Scientists Go Bat Crazy, As Hill’s Horseshoe Bat Feared Extinct Is Found In Nyungwe Forrest

Hill’s Horseshoe Bat

It was believed to have been extinct, until researchers disturbed its sleep in a cave, in Rwanda’s Nyungwe forest. The fight is now on to help it go forth and multiply.

According to the Convention on Biological Diversity, up to 150 species go extinct every day. Extinction has been a natural part of the planet’s evolution history. Scientists have calculated that upwards of 99%, of the four billion species that evolved on earth, are now extinct.

But since the industrial revolution, dated from the mid eighteenth Century, human activity has wrought upon the natural world, a rate of extinction that is far from natural. Human encroachment wildlife habitats, in particular deforestation, having a devastating effect on the natural world.

Until it was found in Nyungwe, as the forest is locally known, Hill’s Horseshoe Bat, was feared to have suffered the fate of so many other species that have gone extinct.

In partnership with the Rwanda Development Board (RDB), and Rwanda Wildlife Conservation Association, American non profit conservation organisation, Bat Conservation International (BCI), began a survey of Nyungwe forest, in 2013, and on one of the expeditions, in 2019, almost certainly uninvited, they entered the cave that the Hill’s horseshoe bat, had decided to call home.

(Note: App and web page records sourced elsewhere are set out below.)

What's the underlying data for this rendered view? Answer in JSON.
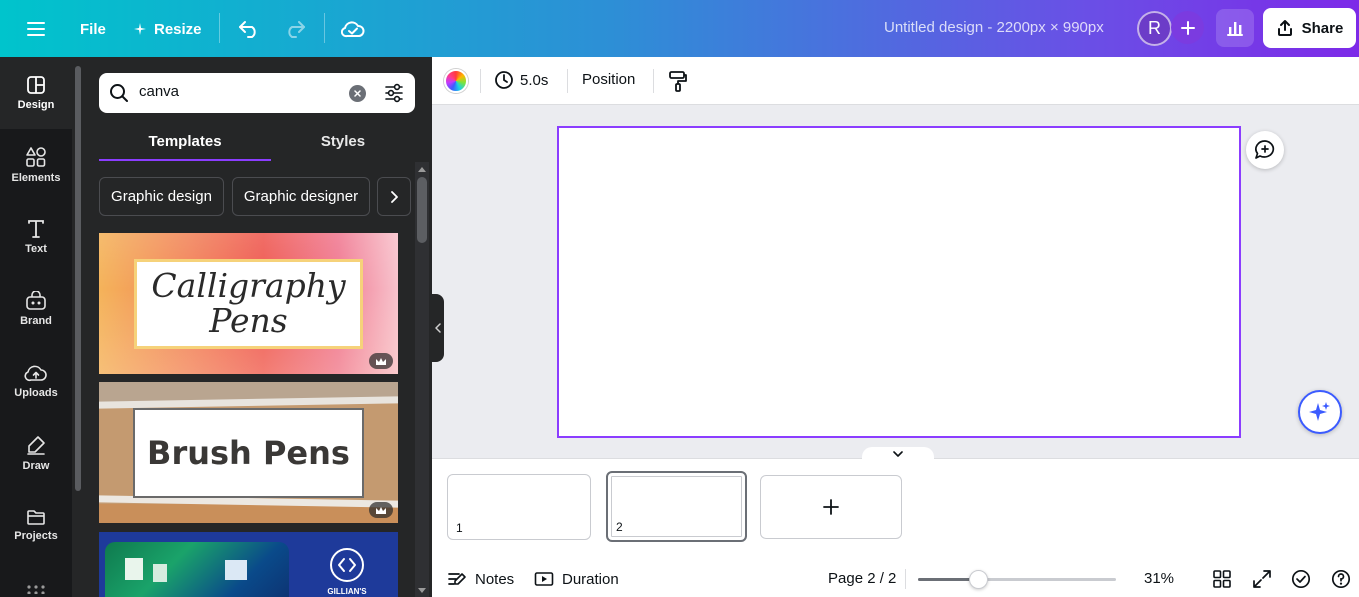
{
  "topbar": {
    "menu_icon": "hamburger-icon",
    "file_label": "File",
    "resize_label": "Resize",
    "doc_title": "Untitled design - 2200px × 990px",
    "avatar_initial": "R",
    "share_label": "Share"
  },
  "rail": {
    "items": [
      {
        "label": "Design",
        "icon": "design-icon"
      },
      {
        "label": "Elements",
        "icon": "elements-icon"
      },
      {
        "label": "Text",
        "icon": "text-icon"
      },
      {
        "label": "Brand",
        "icon": "brand-icon"
      },
      {
        "label": "Uploads",
        "icon": "upload-icon"
      },
      {
        "label": "Draw",
        "icon": "draw-icon"
      },
      {
        "label": "Projects",
        "icon": "folder-icon"
      }
    ]
  },
  "panel": {
    "search_value": "canva",
    "tabs": [
      {
        "label": "Templates"
      },
      {
        "label": "Styles"
      }
    ],
    "chips": [
      {
        "label": "Graphic design"
      },
      {
        "label": "Graphic designer"
      }
    ],
    "templates": [
      {
        "line1": "Calligraphy",
        "line2": "Pens"
      },
      {
        "line1": "Brush Pens"
      },
      {
        "brand": "GILLIAN'S"
      }
    ]
  },
  "toolbar": {
    "duration": "5.0s",
    "position_label": "Position"
  },
  "pages": {
    "thumbs": [
      {
        "num": "1"
      },
      {
        "num": "2"
      }
    ]
  },
  "footer": {
    "notes_label": "Notes",
    "duration_label": "Duration",
    "page_indicator": "Page 2 / 2",
    "zoom": "31%",
    "zoom_fraction": 0.31
  },
  "colors": {
    "accent": "#8b3dff",
    "rail_bg": "#18191b",
    "panel_bg": "#252627"
  }
}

Nyungwe is home to some of nature’s most spectacular creatures, including more than 300 species of birds. Yet, the Hill’s horseshoe bat, which, with its odd features, is unlikely to win any beauty contest, even among bats, sent the scientists into unbridled joy, at its sighting. As the bible did not quite say, there is more joy over one bat that had been feared extinct, than over other wonders of creation in Nyungwe forest.

With the support of Rwanda conservation, the scientists, will now embark on efforts to pull back the creature from the brink of extinction.

The bat could not have chosen a better place to try and ensure its survival. Rwanda, which is due to host the inaugural International Union for Conservation of Nature (IUCN)’s Africa Protected Areas Congress (APAC), is arguably one of the world’s leading conservation success stories. Most famously, the country has pulled back the iconic mountain gorilla from joining the alarmingly, ever increasing list of critically endangered species.

If, with the help of the world’s conservation community, Rwanda can do for the Hill’s horseshoe bat, what it has done for the mountain gorilla, not say many other creatures, Nyungwe will add being home to one of the rarest, and oddest looking creatures, on its list of accolades.




Leave a Comment